Staying warm and safe outdoors
In the winter, getting outside and active can be fun for everyone. But going outdoors with someone with dementia requires great care. They won’t always dress appropriately for colder weather and slippery conditions. Perception problems may make it difficult for them to see ice on the sidewalk or they may believe snow to be a solid surface. To manage outdoor risks:
- Cover all exposed skin. Hats and scarves are particularly important.
- Dress in bright colours and add reflective material to clothing.
- Encourage them to take smaller steps and slow down.
- Make sure they wears non-skid boots.
- Buy boots that use Velcro instead of laces to make it easier for her to dress themself.
Keeping warm inside the home
It is important to keep the house at a good temperature during the winter as a person with dementia may not know if they are warm or cold. Health problems such as diabetes, thyroid problems and arthritis, or certain medications may make it more difficult to stay warm. To help them keep warm:
- A temperature of 68 Fahrenheit or 20 Celsius is a good minimum.
- Encourage them to wear long johns under his pajamas with socks and slippers around the house.
People with dementia may feel increased anxiety, confusion, and even sleepiness due to the decreased sunlight in the winter months. To manage these issues:
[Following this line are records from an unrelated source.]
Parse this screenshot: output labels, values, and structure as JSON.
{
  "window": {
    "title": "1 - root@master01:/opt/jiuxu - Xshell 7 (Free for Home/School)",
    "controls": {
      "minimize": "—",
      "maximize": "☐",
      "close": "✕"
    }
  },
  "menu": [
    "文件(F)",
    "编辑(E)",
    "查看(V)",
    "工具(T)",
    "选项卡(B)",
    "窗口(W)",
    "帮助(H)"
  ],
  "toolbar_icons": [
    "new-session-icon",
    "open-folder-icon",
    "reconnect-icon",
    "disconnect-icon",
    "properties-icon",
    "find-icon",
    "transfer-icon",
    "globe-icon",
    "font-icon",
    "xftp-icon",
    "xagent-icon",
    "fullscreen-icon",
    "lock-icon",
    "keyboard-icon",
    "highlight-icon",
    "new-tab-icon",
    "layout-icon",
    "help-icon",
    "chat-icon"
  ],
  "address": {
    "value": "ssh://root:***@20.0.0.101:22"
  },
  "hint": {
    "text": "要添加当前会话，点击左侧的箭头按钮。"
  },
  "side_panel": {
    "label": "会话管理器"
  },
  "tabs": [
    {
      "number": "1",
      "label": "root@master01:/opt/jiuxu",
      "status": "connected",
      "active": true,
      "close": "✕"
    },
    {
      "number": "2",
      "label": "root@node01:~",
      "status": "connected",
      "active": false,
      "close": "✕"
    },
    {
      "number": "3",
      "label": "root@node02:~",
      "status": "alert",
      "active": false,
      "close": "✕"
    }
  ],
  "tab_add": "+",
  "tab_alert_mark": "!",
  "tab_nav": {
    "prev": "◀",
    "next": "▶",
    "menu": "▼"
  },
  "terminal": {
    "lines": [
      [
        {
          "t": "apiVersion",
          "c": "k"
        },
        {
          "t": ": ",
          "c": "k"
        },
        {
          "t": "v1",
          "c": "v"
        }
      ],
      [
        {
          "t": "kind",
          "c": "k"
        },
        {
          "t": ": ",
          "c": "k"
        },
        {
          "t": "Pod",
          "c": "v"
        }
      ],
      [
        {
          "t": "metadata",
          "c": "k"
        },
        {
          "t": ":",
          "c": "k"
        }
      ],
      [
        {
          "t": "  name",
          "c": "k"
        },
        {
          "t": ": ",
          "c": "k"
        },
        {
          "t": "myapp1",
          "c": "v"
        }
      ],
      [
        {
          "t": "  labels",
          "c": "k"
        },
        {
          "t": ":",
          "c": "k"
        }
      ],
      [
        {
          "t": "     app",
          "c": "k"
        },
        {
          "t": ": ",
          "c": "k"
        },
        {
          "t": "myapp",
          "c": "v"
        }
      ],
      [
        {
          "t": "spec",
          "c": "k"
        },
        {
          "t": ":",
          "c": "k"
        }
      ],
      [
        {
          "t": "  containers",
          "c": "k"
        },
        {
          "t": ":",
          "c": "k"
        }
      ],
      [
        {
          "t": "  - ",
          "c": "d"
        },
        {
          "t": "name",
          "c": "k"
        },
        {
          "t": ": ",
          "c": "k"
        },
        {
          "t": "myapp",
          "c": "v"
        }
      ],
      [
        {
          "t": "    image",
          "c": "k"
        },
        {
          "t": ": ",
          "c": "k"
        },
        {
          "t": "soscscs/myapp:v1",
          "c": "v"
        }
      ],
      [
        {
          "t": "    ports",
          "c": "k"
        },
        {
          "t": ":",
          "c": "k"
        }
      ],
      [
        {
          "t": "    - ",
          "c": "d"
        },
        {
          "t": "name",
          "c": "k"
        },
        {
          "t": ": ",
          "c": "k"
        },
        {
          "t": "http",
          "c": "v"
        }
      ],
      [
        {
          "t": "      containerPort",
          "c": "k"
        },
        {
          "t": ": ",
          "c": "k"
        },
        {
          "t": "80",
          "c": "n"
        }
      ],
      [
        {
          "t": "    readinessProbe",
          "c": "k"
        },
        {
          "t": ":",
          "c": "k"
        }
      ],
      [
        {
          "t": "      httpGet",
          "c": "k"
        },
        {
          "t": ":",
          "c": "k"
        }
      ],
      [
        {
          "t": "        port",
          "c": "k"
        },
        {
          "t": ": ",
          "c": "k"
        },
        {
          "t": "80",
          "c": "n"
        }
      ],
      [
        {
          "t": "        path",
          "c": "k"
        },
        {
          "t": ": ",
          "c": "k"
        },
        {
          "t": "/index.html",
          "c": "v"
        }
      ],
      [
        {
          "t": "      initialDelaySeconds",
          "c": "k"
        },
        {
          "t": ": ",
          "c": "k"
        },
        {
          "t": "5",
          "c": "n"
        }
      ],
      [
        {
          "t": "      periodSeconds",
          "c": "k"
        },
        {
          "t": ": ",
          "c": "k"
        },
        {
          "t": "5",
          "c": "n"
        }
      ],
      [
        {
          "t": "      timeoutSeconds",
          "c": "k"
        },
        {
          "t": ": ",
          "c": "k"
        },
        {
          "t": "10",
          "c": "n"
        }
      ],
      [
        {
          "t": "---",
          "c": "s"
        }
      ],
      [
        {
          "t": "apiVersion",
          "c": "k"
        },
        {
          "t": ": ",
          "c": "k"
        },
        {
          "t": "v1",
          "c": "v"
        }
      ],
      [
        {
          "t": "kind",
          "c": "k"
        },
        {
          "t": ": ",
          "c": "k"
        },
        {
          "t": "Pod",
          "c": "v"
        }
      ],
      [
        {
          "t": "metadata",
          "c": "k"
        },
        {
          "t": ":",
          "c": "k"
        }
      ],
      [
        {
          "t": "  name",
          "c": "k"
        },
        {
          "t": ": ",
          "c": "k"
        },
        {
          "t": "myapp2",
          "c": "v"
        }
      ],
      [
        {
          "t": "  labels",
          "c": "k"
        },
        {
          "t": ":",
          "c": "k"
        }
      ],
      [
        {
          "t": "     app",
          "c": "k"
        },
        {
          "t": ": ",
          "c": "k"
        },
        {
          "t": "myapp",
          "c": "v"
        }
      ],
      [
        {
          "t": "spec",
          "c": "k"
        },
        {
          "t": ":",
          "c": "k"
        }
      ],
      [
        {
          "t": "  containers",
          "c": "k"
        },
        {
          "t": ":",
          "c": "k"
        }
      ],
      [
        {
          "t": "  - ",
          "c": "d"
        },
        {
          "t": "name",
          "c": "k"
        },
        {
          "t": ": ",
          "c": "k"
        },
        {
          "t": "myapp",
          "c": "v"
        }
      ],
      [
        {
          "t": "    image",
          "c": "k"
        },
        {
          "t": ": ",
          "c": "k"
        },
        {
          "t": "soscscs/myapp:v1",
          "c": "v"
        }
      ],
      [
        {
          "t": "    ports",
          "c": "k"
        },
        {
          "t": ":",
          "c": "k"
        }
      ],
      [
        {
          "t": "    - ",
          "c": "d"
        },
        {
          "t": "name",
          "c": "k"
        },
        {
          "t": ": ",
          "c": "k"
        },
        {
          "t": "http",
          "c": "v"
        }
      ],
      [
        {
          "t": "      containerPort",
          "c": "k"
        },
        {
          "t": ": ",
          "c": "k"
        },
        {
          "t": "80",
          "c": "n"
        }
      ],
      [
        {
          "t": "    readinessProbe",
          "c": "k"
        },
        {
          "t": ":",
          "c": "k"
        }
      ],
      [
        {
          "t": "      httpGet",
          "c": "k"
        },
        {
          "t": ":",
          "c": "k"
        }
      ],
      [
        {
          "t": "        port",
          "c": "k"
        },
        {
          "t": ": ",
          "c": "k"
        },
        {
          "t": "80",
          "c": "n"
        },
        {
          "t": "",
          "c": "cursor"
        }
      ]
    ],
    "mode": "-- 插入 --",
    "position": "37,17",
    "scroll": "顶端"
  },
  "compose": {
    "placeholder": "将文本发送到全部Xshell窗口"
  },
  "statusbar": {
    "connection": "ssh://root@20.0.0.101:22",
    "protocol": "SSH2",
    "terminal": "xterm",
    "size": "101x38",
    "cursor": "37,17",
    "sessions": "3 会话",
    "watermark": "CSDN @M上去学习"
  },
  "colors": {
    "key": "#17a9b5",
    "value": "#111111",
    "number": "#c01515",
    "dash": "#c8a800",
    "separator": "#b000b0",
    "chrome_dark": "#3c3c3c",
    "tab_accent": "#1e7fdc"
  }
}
- Encourage some physical activity each day.
- Install special bulbs that simulate sunlight.
- Open curtains during daylight hours.
The risks when people with dementia go missing are particularly high in the cold winter months. It can also happen without warning. They can get confused and disoriented even close to home. Contact your local Alzheimer Society for specific programs to help keep them safe.